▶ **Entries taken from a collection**
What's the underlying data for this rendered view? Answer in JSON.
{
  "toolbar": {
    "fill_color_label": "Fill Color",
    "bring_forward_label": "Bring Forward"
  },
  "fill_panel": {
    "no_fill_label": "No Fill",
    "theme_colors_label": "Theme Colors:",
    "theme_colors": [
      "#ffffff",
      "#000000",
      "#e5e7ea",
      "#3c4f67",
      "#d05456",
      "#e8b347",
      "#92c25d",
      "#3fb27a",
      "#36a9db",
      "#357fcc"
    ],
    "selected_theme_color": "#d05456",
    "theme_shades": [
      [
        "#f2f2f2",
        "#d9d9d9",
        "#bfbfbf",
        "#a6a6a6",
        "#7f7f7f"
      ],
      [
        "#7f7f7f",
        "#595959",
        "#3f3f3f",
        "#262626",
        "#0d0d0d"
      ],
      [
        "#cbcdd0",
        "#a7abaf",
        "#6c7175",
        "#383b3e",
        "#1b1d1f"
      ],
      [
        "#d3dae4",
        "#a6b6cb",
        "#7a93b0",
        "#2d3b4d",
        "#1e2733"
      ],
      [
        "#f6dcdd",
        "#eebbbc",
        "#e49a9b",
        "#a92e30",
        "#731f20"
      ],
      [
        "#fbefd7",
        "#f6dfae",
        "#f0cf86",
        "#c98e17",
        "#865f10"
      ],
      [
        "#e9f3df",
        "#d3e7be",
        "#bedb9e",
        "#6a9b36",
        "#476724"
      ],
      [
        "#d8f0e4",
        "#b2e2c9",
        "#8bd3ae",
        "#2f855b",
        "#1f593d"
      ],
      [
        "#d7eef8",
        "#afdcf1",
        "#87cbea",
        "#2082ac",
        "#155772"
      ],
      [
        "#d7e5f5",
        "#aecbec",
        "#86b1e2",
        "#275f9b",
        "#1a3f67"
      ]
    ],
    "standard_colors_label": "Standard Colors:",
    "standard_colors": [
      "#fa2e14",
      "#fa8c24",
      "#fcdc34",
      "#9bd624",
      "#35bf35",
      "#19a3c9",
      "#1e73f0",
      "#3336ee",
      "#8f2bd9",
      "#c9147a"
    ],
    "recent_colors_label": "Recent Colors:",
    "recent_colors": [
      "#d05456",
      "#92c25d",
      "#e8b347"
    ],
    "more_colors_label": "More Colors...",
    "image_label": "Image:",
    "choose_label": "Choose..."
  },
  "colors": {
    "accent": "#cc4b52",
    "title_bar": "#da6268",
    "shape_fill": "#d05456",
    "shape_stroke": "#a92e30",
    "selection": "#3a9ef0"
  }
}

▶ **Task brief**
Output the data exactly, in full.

▶ **Reply to the task**
What's the underlying data for this rendered view? Answer in JSON.
{
  "toolbar": {
    "fill_color_label": "Fill Color",
    "bring_forward_label": "Bring Forward"
  },
  "fill_panel": {
    "no_fill_label": "No Fill",
    "theme_colors_label": "Theme Colors:",
    "theme_colors": [
      "#ffffff",
      "#000000",
      "#e5e7ea",
      "#3c4f67",
      "#d05456",
      "#e8b347",
      "#92c25d",
      "#3fb27a",
      "#36a9db",
      "#357fcc"
    ],
    "selected_theme_color": "#d05456",
    "theme_shades": [
      [
        "#f2f2f2",
        "#d9d9d9",
        "#bfbfbf",
        "#a6a6a6",
        "#7f7f7f"
      ],
      [
        "#7f7f7f",
        "#595959",
        "#3f3f3f",
        "#262626",
        "#0d0d0d"
      ],
      [
        "#cbcdd0",
        "#a7abaf",
        "#6c7175",
        "#383b3e",
        "#1b1d1f"
      ],
      [
        "#d3dae4",
        "#a6b6cb",
        "#7a93b0",
        "#2d3b4d",
        "#1e2733"
      ],
      [
        "#f6dcdd",
        "#eebbbc",
        "#e49a9b",
        "#a92e30",
        "#731f20"
      ],
      [
        "#fbefd7",
        "#f6dfae",
        "#f0cf86",
        "#c98e17",
        "#865f10"
      ],
      [
        "#e9f3df",
        "#d3e7be",
        "#bedb9e",
        "#6a9b36",
        "#476724"
      ],
      [
        "#d8f0e4",
        "#b2e2c9",
        "#8bd3ae",
        "#2f855b",
        "#1f593d"
      ],
      [
        "#d7eef8",
        "#afdcf1",
        "#87cbea",
        "#2082ac",
        "#155772"
      ],
      [
        "#d7e5f5",
        "#aecbec",
        "#86b1e2",
        "#275f9b",
        "#1a3f67"
      ]
    ],
    "standard_colors_label": "Standard Colors:",
    "standard_colors": [
      "#fa2e14",
      "#fa8c24",
      "#fcdc34",
      "#9bd624",
      "#35bf35",
      "#19a3c9",
      "#1e73f0",
      "#3336ee",
      "#8f2bd9",
      "#c9147a"
    ],
    "recent_colors_label": "Recent Colors:",
    "recent_colors": [
      "#d05456",
      "#92c25d",
      "#e8b347"
    ],
    "more_colors_label": "More Colors...",
    "image_label": "Image:",
    "choose_label": "Choose..."
  },
  "colors": {
    "accent": "#cc4b52",
    "title_bar": "#da6268",
    "shape_fill": "#d05456",
    "shape_stroke": "#a92e30",
    "selection": "#3a9ef0"
  }
}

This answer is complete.